Opening Night

For a director, opening nights are exciting, rewarding, invigorating… and absolutely terrifying. Will the audience laugh or clap when they are supposed to? Will everything that went wrong during the dress rehearsal yesterday really be ‘alright on the night’? A director has poured their heart, soul, and time (that they really should have been spending asleep), into a production that, once the show opens, is suddenly completely out of their control.

So how do you cope? When the audience starts to filter into the auditorium, the lights dim and you are hurled into watching your own production, surely all you can think about is a multitude of things that could go wrong, and wonder whether anybody is actually enjoying themselves? Well, here are my top five suggestions for how you, as a director, can cope with opening night. This includes some things that I have myself found really useful, and some ideas that I have heard from other directors.

Think carefully about who, if anyone, you want to sit with

For me, having my family and friends sat next to me on opening night would be awful. I want to be able to zone into the show and not have to think about socialising. As much as anything else, I am just not going to be concentrating on the people I’m sat with.

Personally, I think it’s best to sit with people who have been involved in creating either the production you’ve directed, or previous shows. That way, all you either are (or have been) in the same boat; you can chat about the current show, previous shows – there is lots of empathy, and very little pressure. Perfect! Just ask your friends to come on a different night.

Simply don’t watch the show

This would not work for me at all, but I do know somebody who often directs shows within our local theatre group, and really hates watching the end result. So, she often avoids opening nights altogether, by simply not attending them.

Alcohol is not the answer

That said… it seems to be that every director has a drink of choice (usually something quite strong) to have before the opening night of one of their shows. Personally, before the first night of my own very small production earlier this year, I wanted to be ready for any eventuality, so having a drink would definitely not have helped.

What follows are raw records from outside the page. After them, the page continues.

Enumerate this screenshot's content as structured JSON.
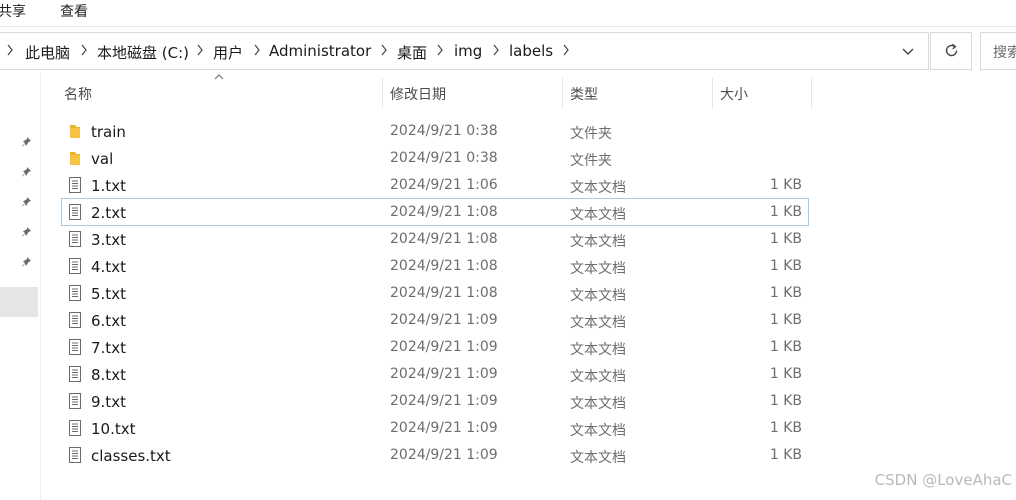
{
  "ribbon": {
    "tabs": [
      "共享",
      "查看"
    ]
  },
  "address_bar": {
    "crumbs": [
      "此电脑",
      "本地磁盘 (C:)",
      "用户",
      "Administrator",
      "桌面",
      "img",
      "labels"
    ]
  },
  "search": {
    "placeholder": "搜索"
  },
  "columns": {
    "name": "名称",
    "modified": "修改日期",
    "type": "类型",
    "size": "大小"
  },
  "files": [
    {
      "name": "train",
      "modified": "2024/9/21 0:38",
      "type": "文件夹",
      "size": "",
      "kind": "folder"
    },
    {
      "name": "val",
      "modified": "2024/9/21 0:38",
      "type": "文件夹",
      "size": "",
      "kind": "folder"
    },
    {
      "name": "1.txt",
      "modified": "2024/9/21 1:06",
      "type": "文本文档",
      "size": "1 KB",
      "kind": "text"
    },
    {
      "name": "2.txt",
      "modified": "2024/9/21 1:08",
      "type": "文本文档",
      "size": "1 KB",
      "kind": "text",
      "selected": true
    },
    {
      "name": "3.txt",
      "modified": "2024/9/21 1:08",
      "type": "文本文档",
      "size": "1 KB",
      "kind": "text"
    },
    {
      "name": "4.txt",
      "modified": "2024/9/21 1:08",
      "type": "文本文档",
      "size": "1 KB",
      "kind": "text"
    },
    {
      "name": "5.txt",
      "modified": "2024/9/21 1:08",
      "type": "文本文档",
      "size": "1 KB",
      "kind": "text"
    },
    {
      "name": "6.txt",
      "modified": "2024/9/21 1:09",
      "type": "文本文档",
      "size": "1 KB",
      "kind": "text"
    },
    {
      "name": "7.txt",
      "modified": "2024/9/21 1:09",
      "type": "文本文档",
      "size": "1 KB",
      "kind": "text"
    },
    {
      "name": "8.txt",
      "modified": "2024/9/21 1:09",
      "type": "文本文档",
      "size": "1 KB",
      "kind": "text"
    },
    {
      "name": "9.txt",
      "modified": "2024/9/21 1:09",
      "type": "文本文档",
      "size": "1 KB",
      "kind": "text"
    },
    {
      "name": "10.txt",
      "modified": "2024/9/21 1:09",
      "type": "文本文档",
      "size": "1 KB",
      "kind": "text"
    },
    {
      "name": "classes.txt",
      "modified": "2024/9/21 1:09",
      "type": "文本文档",
      "size": "1 KB",
      "kind": "text"
    }
  ],
  "watermark": "CSDN @LoveAhaC",
  "colors": {
    "folder": "#f6c343",
    "selection_border": "#a6cbe8",
    "header_divider": "#e5e5e5"
  }
}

Don’t sit too near the stage

This is one for the cast as much as anything else. Even in some really nice theatres, the front couple of rows of seats in an auditorium are often completely visible to the cast on stage. Usually, this isn’t a massive issue but, if an actor suddenly catches the eye of their stressed-out director, it could completely throw them. It’s usually best to just sit quietly at the back, without telling anybody in the cast where you’ll be.

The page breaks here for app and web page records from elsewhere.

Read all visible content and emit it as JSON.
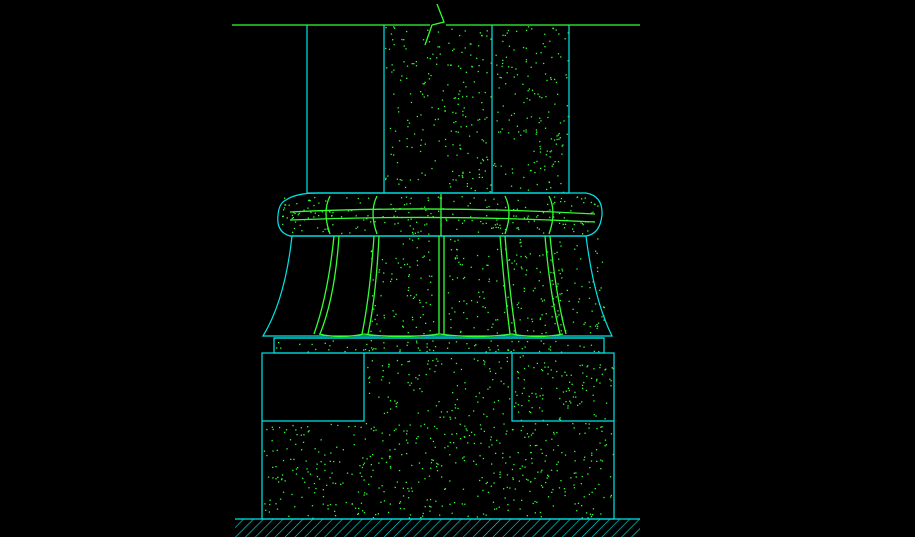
{
  "drawing": {
    "background": "#000000",
    "colors": {
      "outline": "#00e5e5",
      "molding": "#33ff33",
      "hatch": "#00e5e5",
      "stipple": "#33ff33"
    },
    "components": [
      "top-line",
      "break-symbol",
      "column-shaft",
      "torus-ring",
      "fluted-capital",
      "plinth",
      "stepped-pedestal",
      "ground-hatch"
    ]
  }
}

Embrace the inevitable roller-coaster of emotions

Yes, opening nights are terrifying. But they can also leave you on the best high. Even if not everything goes perfectly, it is likely that you’ll be seeing your production at what is (so far) its absolute best. So, whilst you do definitely want to have your apprehensions under control, you also don’t want to be immune to the highly-strung but ultimately the elating experience of watching your show open. As much as is possible, try to enjoy it!

Have you found any other strategies for coping with opening night? Get in touch as let us know!

Harriet has been immersed in the theatre life from a multitude of angles: from writing, to working backstage, to performing, to directing. She spends most of her spare time in the West End or regional theatres and fills the rest with talking about the wonderful world of theatre through regular blogs.